Exercise goal:
The entries must be repeated verbatim, and their images left out.

[Data about app and page elements]
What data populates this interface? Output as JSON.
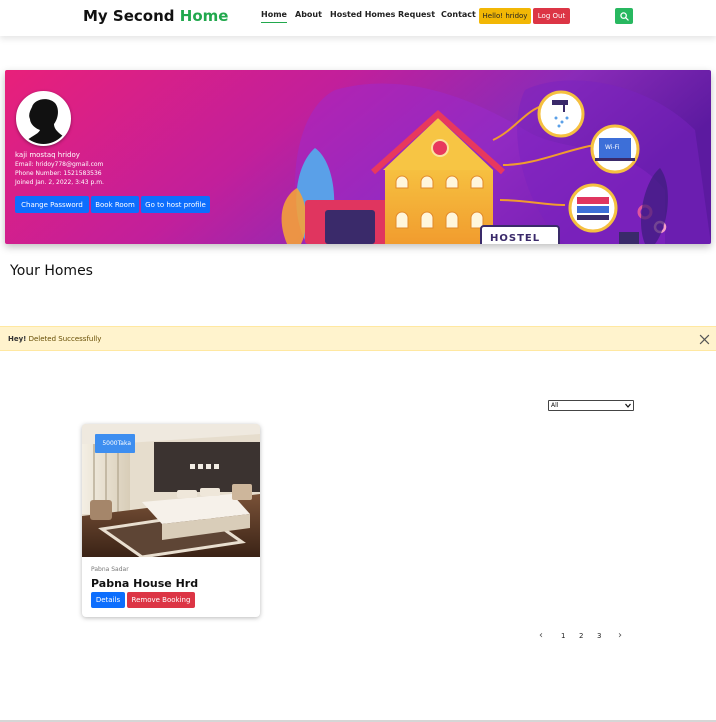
{
  "navbar": {
    "brand_prefix": "My Second",
    "brand_accent": "Home",
    "links": [
      "Home",
      "About",
      "Hosted Homes",
      "Request",
      "Contact"
    ],
    "active_link": "Home",
    "hello_label": "Hello! hridoy",
    "logout_label": "Log Out",
    "search_icon": "search-icon"
  },
  "profile": {
    "name": "kaji mostaq hridoy",
    "email": "Email: hridoy778@gmail.com",
    "phone": "Phone Number: 1521583536",
    "joined": "Joined Jan. 2, 2022, 3:43 p.m.",
    "buttons": {
      "change_password": "Change Password",
      "book_room": "Book Room",
      "host_profile": "Go to host profile"
    },
    "banner_sign": "HOSTEL",
    "wifi_label": "Wi-Fi"
  },
  "section_title": "Your Homes",
  "alert": {
    "strong": "Hey!",
    "message": "Deleted Successfully",
    "close_icon": "close-icon"
  },
  "filter": {
    "selected": "All"
  },
  "homes": [
    {
      "price": "5000Taka",
      "location": "Pabna Sadar",
      "title": "Pabna House Hrd",
      "details_label": "Details",
      "remove_label": "Remove Booking"
    }
  ],
  "pagination": {
    "prev": "‹",
    "pages": [
      "1",
      "2",
      "3"
    ],
    "next": "›"
  },
  "colors": {
    "brand_green": "#21a84d",
    "primary": "#0d6efd",
    "danger": "#dc3545",
    "warning": "#f2b705",
    "alert_bg": "#fff3cd",
    "banner_pink": "#e01e7a",
    "banner_purple": "#6a1b9a"
  }
}
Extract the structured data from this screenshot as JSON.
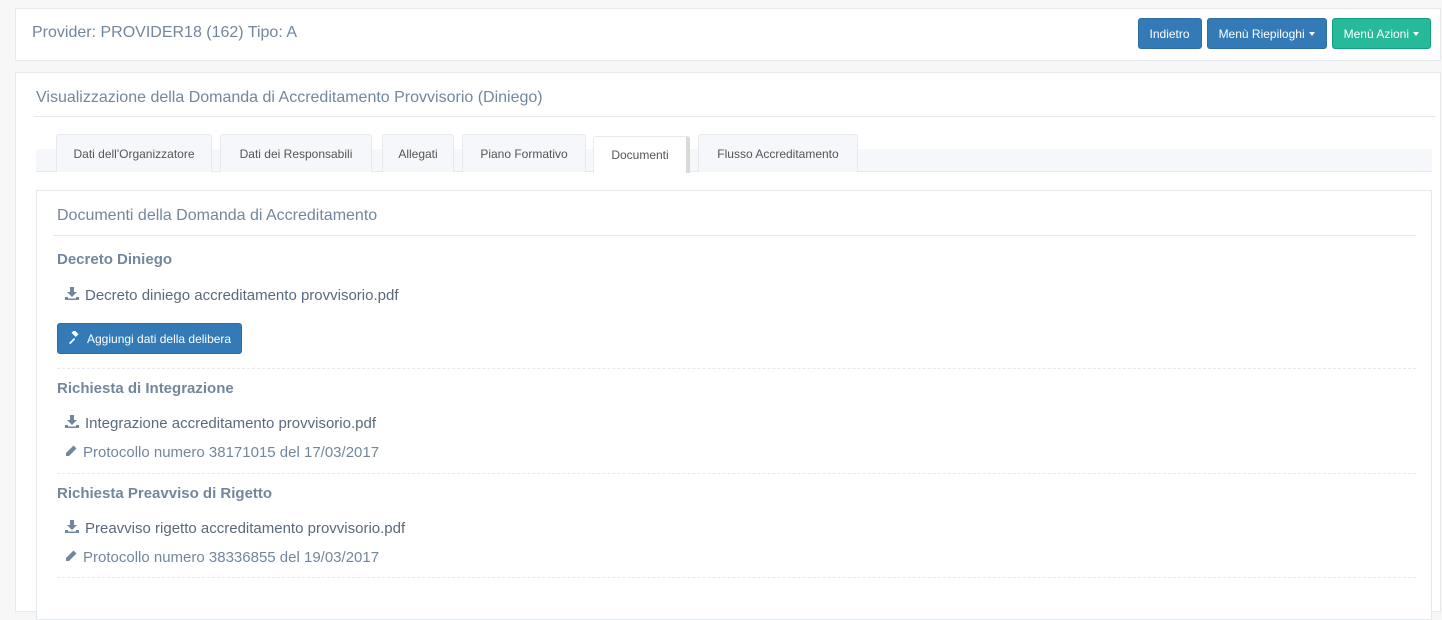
{
  "header": {
    "provider_title": "Provider: PROVIDER18 (162) Tipo: A",
    "buttons": {
      "back": "Indietro",
      "summary_menu": "Menù Riepiloghi",
      "actions_menu": "Menù Azioni"
    }
  },
  "main": {
    "title": "Visualizzazione della Domanda di Accreditamento Provvisorio (Diniego)",
    "tabs": [
      {
        "label": "Dati dell'Organizzatore"
      },
      {
        "label": "Dati dei Responsabili"
      },
      {
        "label": "Allegati"
      },
      {
        "label": "Piano Formativo"
      },
      {
        "label": "Documenti",
        "active": true
      },
      {
        "label": "Flusso Accreditamento"
      }
    ]
  },
  "documents": {
    "title": "Documenti della Domanda di Accreditamento",
    "sections": [
      {
        "heading": "Decreto Diniego",
        "file": "Decreto diniego accreditamento provvisorio.pdf",
        "action_button": "Aggiungi dati della delibera"
      },
      {
        "heading": "Richiesta di Integrazione",
        "file": "Integrazione accreditamento provvisorio.pdf",
        "protocol": "Protocollo numero 38171015 del 17/03/2017"
      },
      {
        "heading": "Richiesta Preavviso di Rigetto",
        "file": "Preavviso rigetto accreditamento provvisorio.pdf",
        "protocol": "Protocollo numero 38336855 del 19/03/2017"
      }
    ]
  },
  "colors": {
    "primary": "#337ab7",
    "success": "#26b99a",
    "text": "#73879c"
  },
  "icons": {
    "download": "download-icon",
    "pencil": "pencil-icon",
    "gavel": "gavel-icon",
    "caret": "caret-down-icon"
  }
}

Completed exercise:
What data populates this interface? Output as JSON.
{
  "navbar": {
    "brand_prefix": "My Second",
    "brand_accent": "Home",
    "links": [
      "Home",
      "About",
      "Hosted Homes",
      "Request",
      "Contact"
    ],
    "active_link": "Home",
    "hello_label": "Hello! hridoy",
    "logout_label": "Log Out",
    "search_icon": "search-icon"
  },
  "profile": {
    "name": "kaji mostaq hridoy",
    "email": "Email: hridoy778@gmail.com",
    "phone": "Phone Number: 1521583536",
    "joined": "Joined Jan. 2, 2022, 3:43 p.m.",
    "buttons": {
      "change_password": "Change Password",
      "book_room": "Book Room",
      "host_profile": "Go to host profile"
    },
    "banner_sign": "HOSTEL",
    "wifi_label": "Wi-Fi"
  },
  "section_title": "Your Homes",
  "alert": {
    "strong": "Hey!",
    "message": "Deleted Successfully",
    "close_icon": "close-icon"
  },
  "filter": {
    "selected": "All"
  },
  "homes": [
    {
      "price": "5000Taka",
      "location": "Pabna Sadar",
      "title": "Pabna House Hrd",
      "details_label": "Details",
      "remove_label": "Remove Booking"
    }
  ],
  "pagination": {
    "prev": "‹",
    "pages": [
      "1",
      "2",
      "3"
    ],
    "next": "›"
  },
  "colors": {
    "brand_green": "#21a84d",
    "primary": "#0d6efd",
    "danger": "#dc3545",
    "warning": "#f2b705",
    "alert_bg": "#fff3cd",
    "banner_pink": "#e01e7a",
    "banner_purple": "#6a1b9a"
  }
}
Extract the structured data from this screenshot as JSON.
{
  "header": {
    "provider_title": "Provider: PROVIDER18 (162) Tipo: A",
    "buttons": {
      "back": "Indietro",
      "summary_menu": "Menù Riepiloghi",
      "actions_menu": "Menù Azioni"
    }
  },
  "main": {
    "title": "Visualizzazione della Domanda di Accreditamento Provvisorio (Diniego)",
    "tabs": [
      {
        "label": "Dati dell'Organizzatore"
      },
      {
        "label": "Dati dei Responsabili"
      },
      {
        "label": "Allegati"
      },
      {
        "label": "Piano Formativo"
      },
      {
        "label": "Documenti",
        "active": true
      },
      {
        "label": "Flusso Accreditamento"
      }
    ]
  },
  "documents": {
    "title": "Documenti della Domanda di Accreditamento",
    "sections": [
      {
        "heading": "Decreto Diniego",
        "file": "Decreto diniego accreditamento provvisorio.pdf",
        "action_button": "Aggiungi dati della delibera"
      },
      {
        "heading": "Richiesta di Integrazione",
        "file": "Integrazione accreditamento provvisorio.pdf",
        "protocol": "Protocollo numero 38171015 del 17/03/2017"
      },
      {
        "heading": "Richiesta Preavviso di Rigetto",
        "file": "Preavviso rigetto accreditamento provvisorio.pdf",
        "protocol": "Protocollo numero 38336855 del 19/03/2017"
      }
    ]
  },
  "colors": {
    "primary": "#337ab7",
    "success": "#26b99a",
    "text": "#73879c"
  },
  "icons": {
    "download": "download-icon",
    "pencil": "pencil-icon",
    "gavel": "gavel-icon",
    "caret": "caret-down-icon"
  }
}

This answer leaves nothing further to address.